[Start of section]

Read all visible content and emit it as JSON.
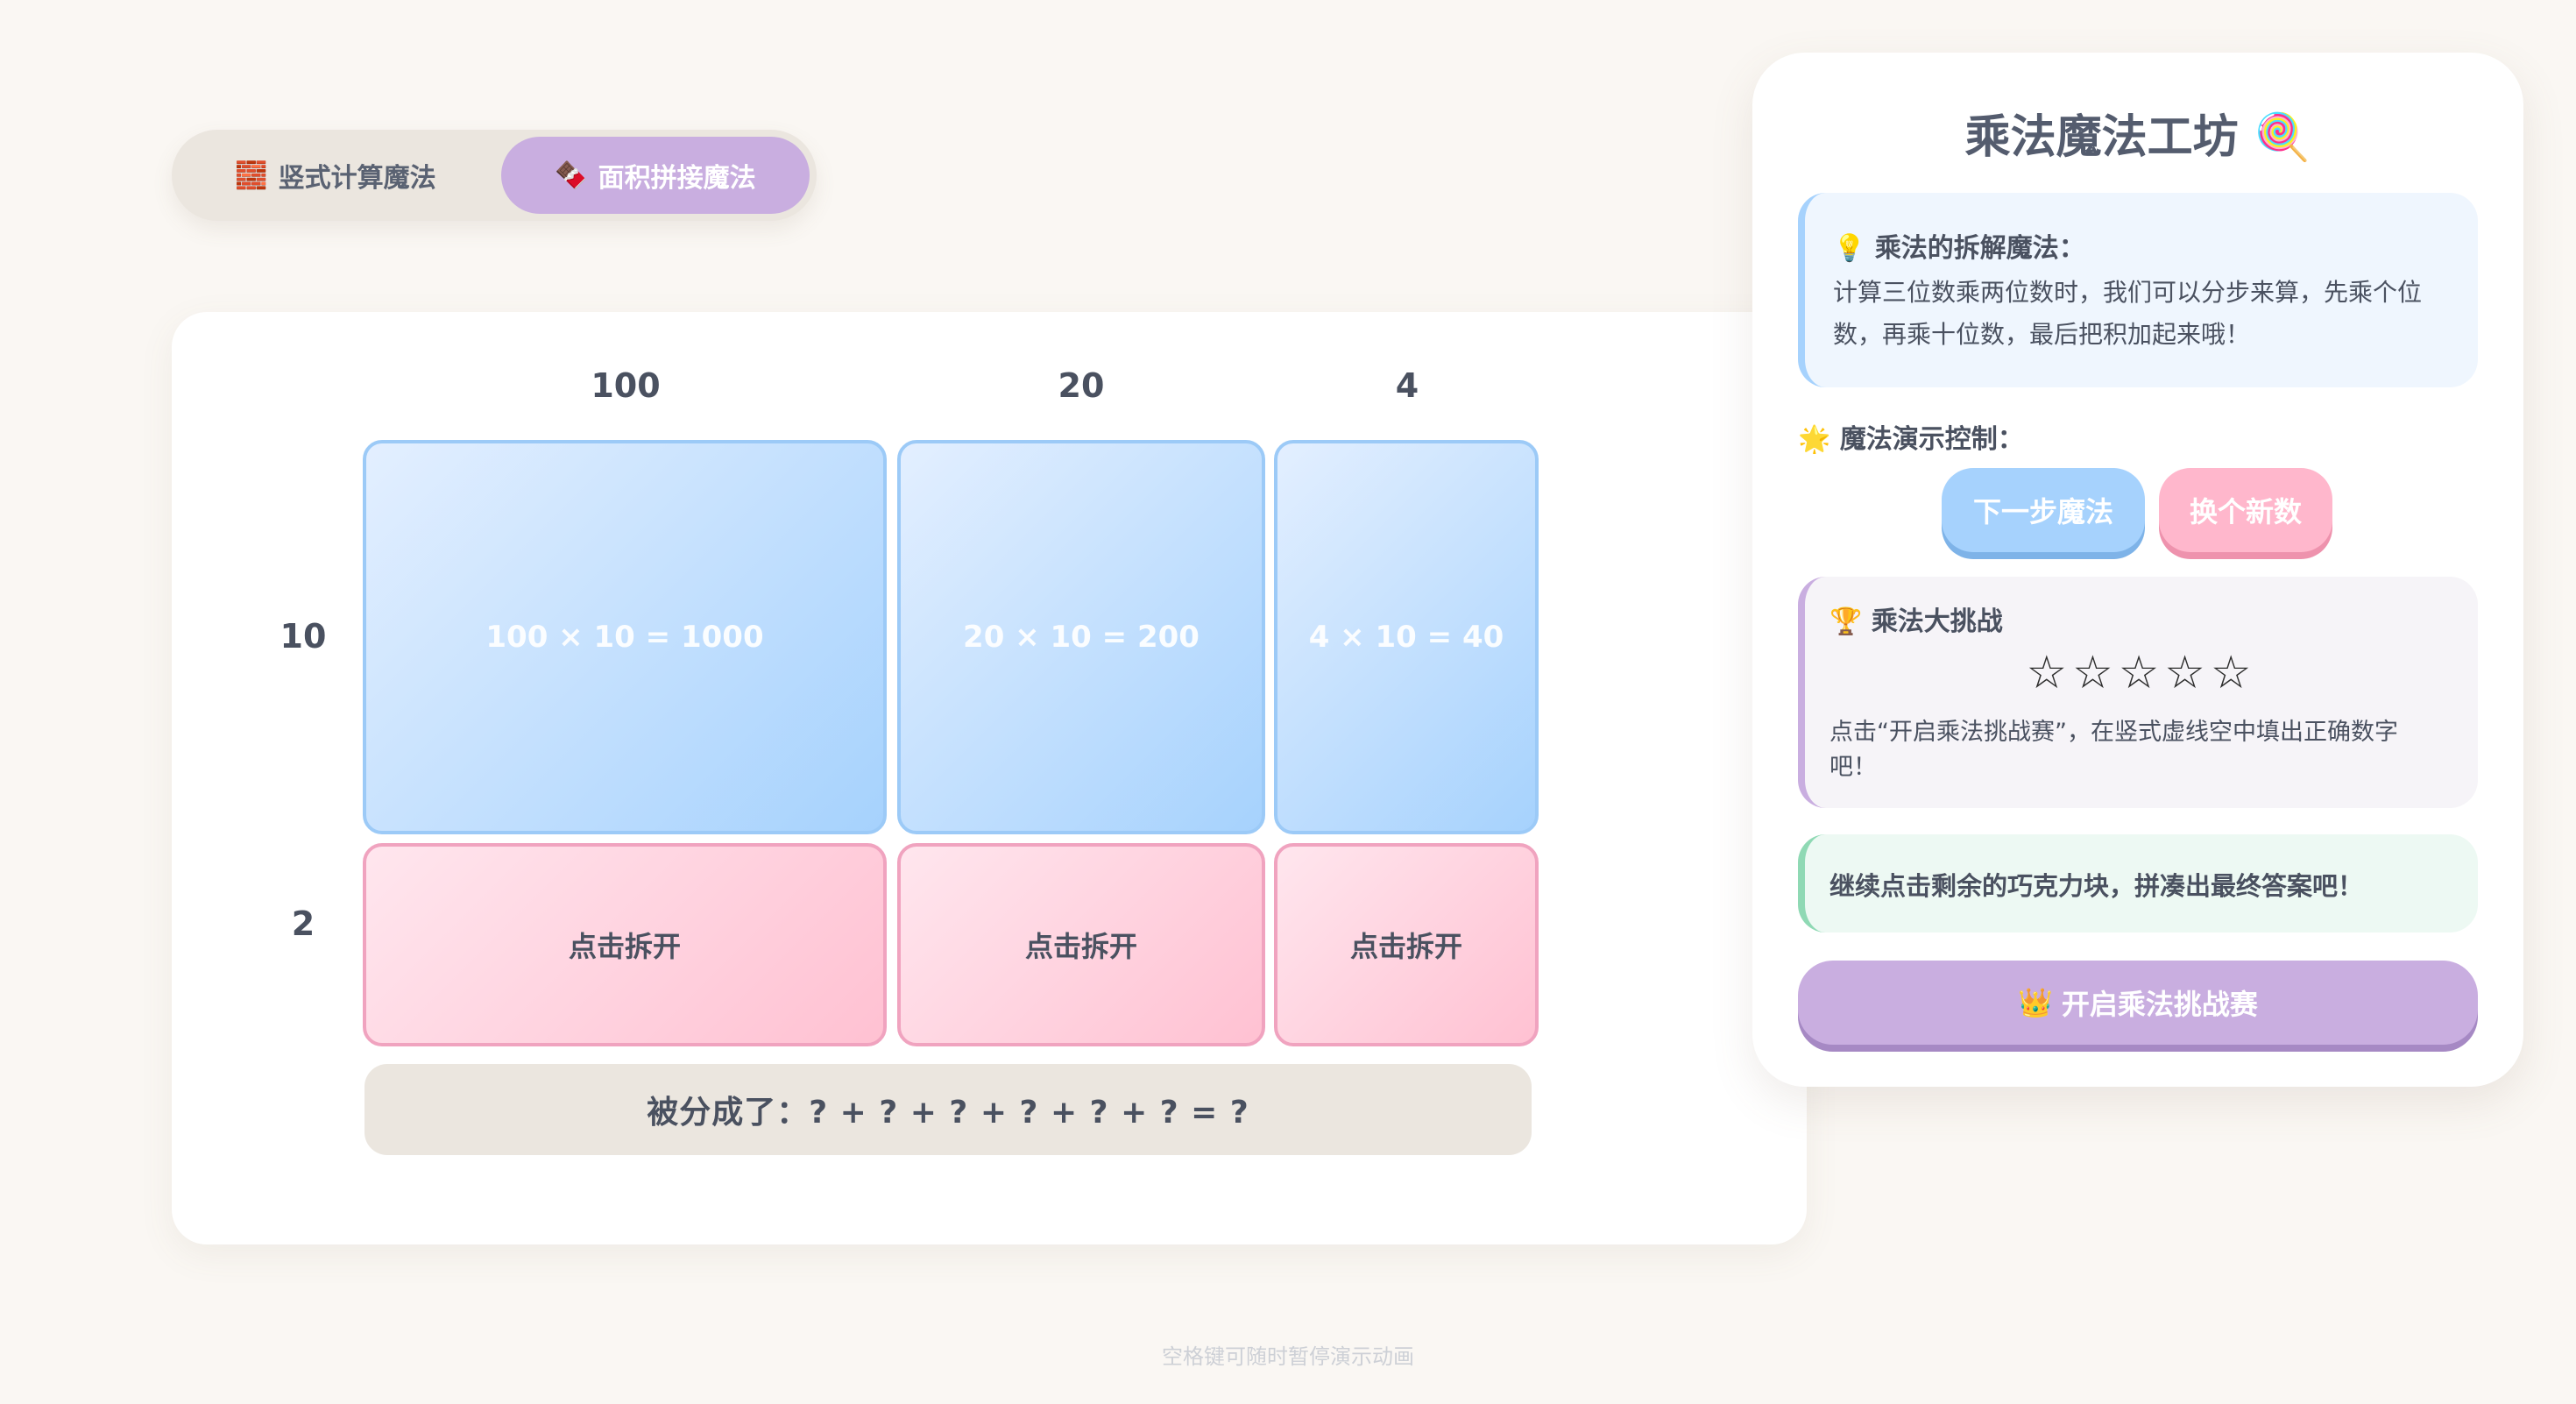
{
  "mode_switch": {
    "vertical": {
      "icon": "🧱",
      "label": "竖式计算魔法"
    },
    "area": {
      "icon": "🍫",
      "label": "面积拼接魔法"
    }
  },
  "board": {
    "columns": [
      "100",
      "20",
      "4"
    ],
    "rows": [
      "10",
      "2"
    ],
    "cells_row1": [
      "100 × 10 = 1000",
      "20 × 10 = 200",
      "4 × 10 = 40"
    ],
    "cells_row2": [
      "点击拆开",
      "点击拆开",
      "点击拆开"
    ],
    "sum_text": "被分成了：? + ? + ? + ? + ? + ? = ?"
  },
  "panel": {
    "title": "乘法魔法工坊",
    "title_icon": "🍭",
    "tip": {
      "icon": "💡",
      "heading": "乘法的拆解魔法：",
      "text": "计算三位数乘两位数时，我们可以分步来算，先乘个位数，再乘十位数，最后把积加起来哦！"
    },
    "controls": {
      "icon": "🌟",
      "label": "魔法演示控制：",
      "next": "下一步魔法",
      "renew": "换个新数"
    },
    "challenge": {
      "icon": "🏆",
      "heading": "乘法大挑战",
      "stars": "☆☆☆☆☆",
      "text": "点击“开启乘法挑战赛”，在竖式虚线空中填出正确数字吧！"
    },
    "hint": "继续点击剩余的巧克力块，拼凑出最终答案吧！",
    "start": {
      "icon": "👑",
      "label": "开启乘法挑战赛"
    }
  },
  "footer": "空格键可随时暂停演示动画"
}
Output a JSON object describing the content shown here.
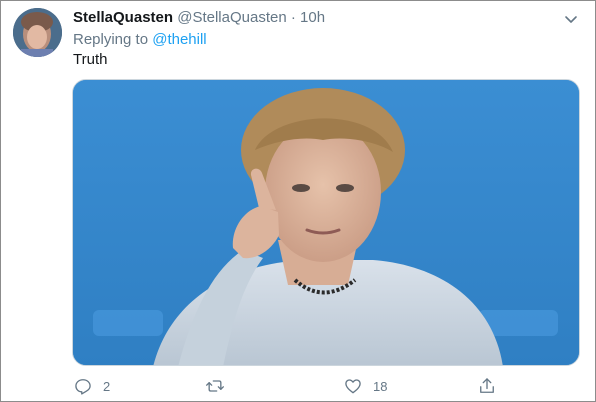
{
  "tweet": {
    "display_name": "StellaQuasten",
    "handle": "@StellaQuasten",
    "separator": "·",
    "time": "10h",
    "replying_to_label": "Replying to",
    "replying_to_mention": "@thehill",
    "text": "Truth"
  },
  "actions": {
    "reply_count": "2",
    "retweet_count": "",
    "like_count": "18",
    "share_count": ""
  },
  "colors": {
    "accent": "#1da1f2",
    "muted": "#657786",
    "text": "#14171a"
  },
  "icons": {
    "menu": "chevron-down-icon",
    "reply": "reply-icon",
    "retweet": "retweet-icon",
    "like": "heart-icon",
    "share": "share-icon"
  }
}
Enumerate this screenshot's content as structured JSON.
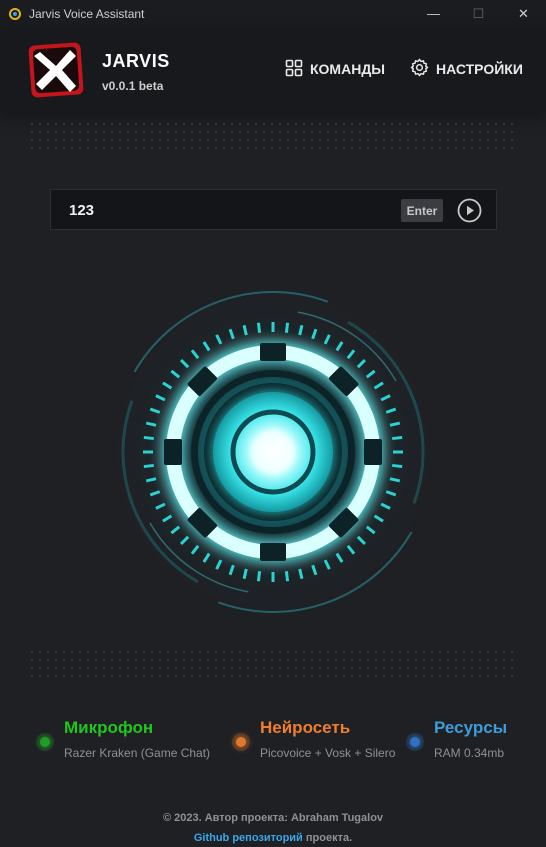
{
  "window": {
    "title": "Jarvis Voice Assistant",
    "minimize": "—",
    "maximize": "☐",
    "close": "✕"
  },
  "header": {
    "brand_name": "JARVIS",
    "version": "v0.0.1 beta",
    "nav": {
      "commands": "КОМАНДЫ",
      "settings": "НАСТРОЙКИ"
    }
  },
  "command": {
    "value": "123",
    "enter_label": "Enter"
  },
  "status": {
    "microphone": {
      "label": "Микрофон",
      "value": "Razer Kraken (Game Chat)",
      "color": "#22c41e"
    },
    "neural": {
      "label": "Нейросеть",
      "value": "Picovoice + Vosk + Silero",
      "color": "#f07c2e"
    },
    "resources": {
      "label": "Ресурсы",
      "value": "RAM 0.34mb",
      "color": "#3c9ddb"
    }
  },
  "footer": {
    "copyright": "© 2023. Автор проекта: Abraham Tugalov",
    "repo_link": "Github репозиторий",
    "repo_suffix": " проекта."
  },
  "colors": {
    "accent": "#2ce6e6",
    "background": "#1f2024"
  }
}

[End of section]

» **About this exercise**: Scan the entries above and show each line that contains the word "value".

» **Output below**:
    "value": "123",
      "value": "Razer Kraken (Game Chat)",
      "value": "Picovoice + Vosk + Silero",
      "value": "RAM 0.34mb",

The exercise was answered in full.